Under the bill, partners who have previously established a civil union may apply for a marriage license and would receive the license immediately, without the usual 72-hour waiting period between application for, and issuance of, the license. The usual fees for a marriage license would apply to same sex couples.

The measure would take effect on the 60th day following enactment.

Assembly Speaker Sheila Y. Oliver (D-Essex) told the committee, “All the evidence has shown us that New Jersey’s civil union law falls far short in providing true equality. Civil unions send a message to the public that same-sex couples and their families are not equal to married couples in the eyes of the law.

"It sends a message that same-sex couples are not good enough to warrant equality,” Oliver said. “This is the same message we heard from Jim Crow segregation laws. Separate treatment was wrong then. Separate treatment is wrong now. That’s why this bill is so important, and that’s why those of us elected to protect civil rights must stand up and do the right thing and support it.”

Assemblyman John Wisniewski (D-Middlesex) also appeared before the committee and agreed with Oliver that the civil union law does not offer same-sex couples equal protections.

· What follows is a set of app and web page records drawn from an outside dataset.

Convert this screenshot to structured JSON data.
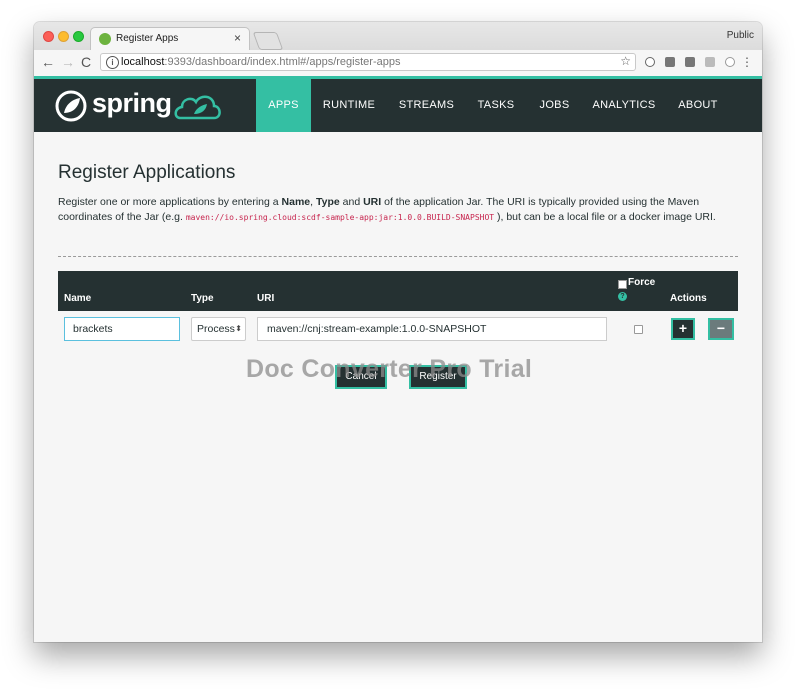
{
  "browser": {
    "tab_title": "Register Apps",
    "tab_close": "×",
    "profile_label": "Public",
    "url_host": "localhost",
    "url_rest": ":9393/dashboard/index.html#/apps/register-apps",
    "back": "←",
    "forward": "→",
    "reload": "C",
    "star": "☆",
    "info": "i",
    "menu": "⋮"
  },
  "header": {
    "logo_text": "spring",
    "nav": [
      {
        "label": "APPS",
        "active": true
      },
      {
        "label": "RUNTIME",
        "active": false
      },
      {
        "label": "STREAMS",
        "active": false
      },
      {
        "label": "TASKS",
        "active": false
      },
      {
        "label": "JOBS",
        "active": false
      },
      {
        "label": "ANALYTICS",
        "active": false
      },
      {
        "label": "ABOUT",
        "active": false
      }
    ],
    "accent_color": "#34bfa3",
    "bg_color": "#253132"
  },
  "page": {
    "title": "Register Applications",
    "desc_1": "Register one or more applications by entering a ",
    "desc_name": "Name",
    "desc_2": ", ",
    "desc_type": "Type",
    "desc_3": " and ",
    "desc_uri": "URI",
    "desc_4": " of the application Jar. The URI is typically provided using the Maven coordinates of the Jar (e.g. ",
    "desc_code": "maven://io.spring.cloud:scdf-sample-app:jar:1.0.0.BUILD-SNAPSHOT",
    "desc_5": " ), but can be a local file or a docker image URI."
  },
  "table": {
    "col_name": "Name",
    "col_type": "Type",
    "col_uri": "URI",
    "col_force": "Force",
    "col_actions": "Actions",
    "help": "?",
    "row": {
      "name": "brackets",
      "type": "Process",
      "type_arrow": "⬍",
      "uri": "maven://cnj:stream-example:1.0.0-SNAPSHOT",
      "force_checked": false
    },
    "add_label": "+",
    "remove_label": "−"
  },
  "buttons": {
    "cancel": "Cancel",
    "register": "Register"
  },
  "watermark": "Doc Converter Pro Trial"
}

“We’ve repeatedly heard heartbreaking stories of couples in committed relationships running into problems when it comes to hospital care and other considerations given to heterosexual couples,” Wisniewski said. “We cannot single out a group of people and deem them undeserving of the same legal and economic protections others enjoy.”

Assemblywoman Valerie Vainieri Huttle (D-Bergen), a co-sponsor of the legislation, said, “One year ago, Governor Christie signed the Anti-Bullying Bill of Rights, one of the toughest anti-bullying laws in the country. I certainly remember the articulate and brave young men and women who shared their horrific experiences with the Legislature. Many of those students were targeted because of their sexual orientation. It became clear that while bullying affects all students, those who identify as gay or are perceived to be gay are disproportionately impacted by peer harassment and intimidation.

“The purpose of the anti-bullying law is to respond to bullying and also to prevent it,” Vainieri Huttle said. “That can only be done by teaching students that although they are not all the same, they are all equal and will be treated equally in our state.

“Unfortunately, that is not true,” the Assemblywoman said. “LGBT students, as well as their peers, know that when it is time to get married in our state, they will not be treated equally. They will not be treated fairly. New Jersey schools are tasked with teaching students that discrimination against their fellow classmates is wrong and punishable. It is undoubtedly more difficult to impress the values of fairness and equality upon our children when our state does not allow same sex couples to marry.”